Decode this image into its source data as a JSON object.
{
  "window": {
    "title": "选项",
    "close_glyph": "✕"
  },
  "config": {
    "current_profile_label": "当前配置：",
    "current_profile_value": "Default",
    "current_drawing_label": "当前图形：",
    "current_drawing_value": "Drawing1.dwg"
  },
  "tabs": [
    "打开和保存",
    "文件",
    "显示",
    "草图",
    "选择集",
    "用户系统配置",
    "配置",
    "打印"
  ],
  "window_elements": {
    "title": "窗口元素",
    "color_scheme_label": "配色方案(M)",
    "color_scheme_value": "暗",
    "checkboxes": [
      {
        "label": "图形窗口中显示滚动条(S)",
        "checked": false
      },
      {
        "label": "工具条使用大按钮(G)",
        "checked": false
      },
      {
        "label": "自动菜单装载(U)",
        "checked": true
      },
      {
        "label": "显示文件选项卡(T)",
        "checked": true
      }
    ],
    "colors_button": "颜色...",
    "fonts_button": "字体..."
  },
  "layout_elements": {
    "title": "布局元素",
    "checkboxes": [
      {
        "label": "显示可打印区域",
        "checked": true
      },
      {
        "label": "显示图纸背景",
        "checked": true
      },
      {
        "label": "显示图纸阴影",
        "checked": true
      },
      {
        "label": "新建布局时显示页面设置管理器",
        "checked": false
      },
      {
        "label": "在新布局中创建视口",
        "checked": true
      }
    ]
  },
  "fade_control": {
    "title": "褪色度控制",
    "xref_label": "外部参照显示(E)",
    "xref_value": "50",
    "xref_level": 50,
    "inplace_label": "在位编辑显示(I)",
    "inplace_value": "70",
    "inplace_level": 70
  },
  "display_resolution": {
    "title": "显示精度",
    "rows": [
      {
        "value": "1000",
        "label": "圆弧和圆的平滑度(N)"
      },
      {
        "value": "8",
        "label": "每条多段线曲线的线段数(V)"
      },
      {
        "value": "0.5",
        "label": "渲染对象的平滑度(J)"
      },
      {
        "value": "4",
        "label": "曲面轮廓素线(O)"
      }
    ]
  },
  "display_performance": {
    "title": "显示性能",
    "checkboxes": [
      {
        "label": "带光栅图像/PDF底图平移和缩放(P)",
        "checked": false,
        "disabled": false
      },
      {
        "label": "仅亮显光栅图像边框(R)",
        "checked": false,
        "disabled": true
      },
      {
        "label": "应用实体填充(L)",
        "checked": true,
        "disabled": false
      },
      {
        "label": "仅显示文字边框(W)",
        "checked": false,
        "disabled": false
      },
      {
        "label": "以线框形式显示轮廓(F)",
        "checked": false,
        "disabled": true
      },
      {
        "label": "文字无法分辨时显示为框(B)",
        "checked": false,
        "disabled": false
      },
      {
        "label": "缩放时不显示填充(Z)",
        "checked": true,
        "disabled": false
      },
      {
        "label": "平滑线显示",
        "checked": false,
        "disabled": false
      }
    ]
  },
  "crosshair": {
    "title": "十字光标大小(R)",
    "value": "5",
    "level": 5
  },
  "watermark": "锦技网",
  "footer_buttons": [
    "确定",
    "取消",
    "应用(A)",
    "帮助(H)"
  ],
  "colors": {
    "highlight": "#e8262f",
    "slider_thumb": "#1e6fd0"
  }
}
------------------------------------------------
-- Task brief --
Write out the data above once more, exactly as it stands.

-- Answer box --
Decode this image into its source data as a JSON object.
{
  "window": {
    "title": "选项",
    "close_glyph": "✕"
  },
  "config": {
    "current_profile_label": "当前配置：",
    "current_profile_value": "Default",
    "current_drawing_label": "当前图形：",
    "current_drawing_value": "Drawing1.dwg"
  },
  "tabs": [
    "打开和保存",
    "文件",
    "显示",
    "草图",
    "选择集",
    "用户系统配置",
    "配置",
    "打印"
  ],
  "window_elements": {
    "title": "窗口元素",
    "color_scheme_label": "配色方案(M)",
    "color_scheme_value": "暗",
    "checkboxes": [
      {
        "label": "图形窗口中显示滚动条(S)",
        "checked": false
      },
      {
        "label": "工具条使用大按钮(G)",
        "checked": false
      },
      {
        "label": "自动菜单装载(U)",
        "checked": true
      },
      {
        "label": "显示文件选项卡(T)",
        "checked": true
      }
    ],
    "colors_button": "颜色...",
    "fonts_button": "字体..."
  },
  "layout_elements": {
    "title": "布局元素",
    "checkboxes": [
      {
        "label": "显示可打印区域",
        "checked": true
      },
      {
        "label": "显示图纸背景",
        "checked": true
      },
      {
        "label": "显示图纸阴影",
        "checked": true
      },
      {
        "label": "新建布局时显示页面设置管理器",
        "checked": false
      },
      {
        "label": "在新布局中创建视口",
        "checked": true
      }
    ]
  },
  "fade_control": {
    "title": "褪色度控制",
    "xref_label": "外部参照显示(E)",
    "xref_value": "50",
    "xref_level": 50,
    "inplace_label": "在位编辑显示(I)",
    "inplace_value": "70",
    "inplace_level": 70
  },
  "display_resolution": {
    "title": "显示精度",
    "rows": [
      {
        "value": "1000",
        "label": "圆弧和圆的平滑度(N)"
      },
      {
        "value": "8",
        "label": "每条多段线曲线的线段数(V)"
      },
      {
        "value": "0.5",
        "label": "渲染对象的平滑度(J)"
      },
      {
        "value": "4",
        "label": "曲面轮廓素线(O)"
      }
    ]
  },
  "display_performance": {
    "title": "显示性能",
    "checkboxes": [
      {
        "label": "带光栅图像/PDF底图平移和缩放(P)",
        "checked": false,
        "disabled": false
      },
      {
        "label": "仅亮显光栅图像边框(R)",
        "checked": false,
        "disabled": true
      },
      {
        "label": "应用实体填充(L)",
        "checked": true,
        "disabled": false
      },
      {
        "label": "仅显示文字边框(W)",
        "checked": false,
        "disabled": false
      },
      {
        "label": "以线框形式显示轮廓(F)",
        "checked": false,
        "disabled": true
      },
      {
        "label": "文字无法分辨时显示为框(B)",
        "checked": false,
        "disabled": false
      },
      {
        "label": "缩放时不显示填充(Z)",
        "checked": true,
        "disabled": false
      },
      {
        "label": "平滑线显示",
        "checked": false,
        "disabled": false
      }
    ]
  },
  "crosshair": {
    "title": "十字光标大小(R)",
    "value": "5",
    "level": 5
  },
  "watermark": "锦技网",
  "footer_buttons": [
    "确定",
    "取消",
    "应用(A)",
    "帮助(H)"
  ],
  "colors": {
    "highlight": "#e8262f",
    "slider_thumb": "#1e6fd0"
  }
}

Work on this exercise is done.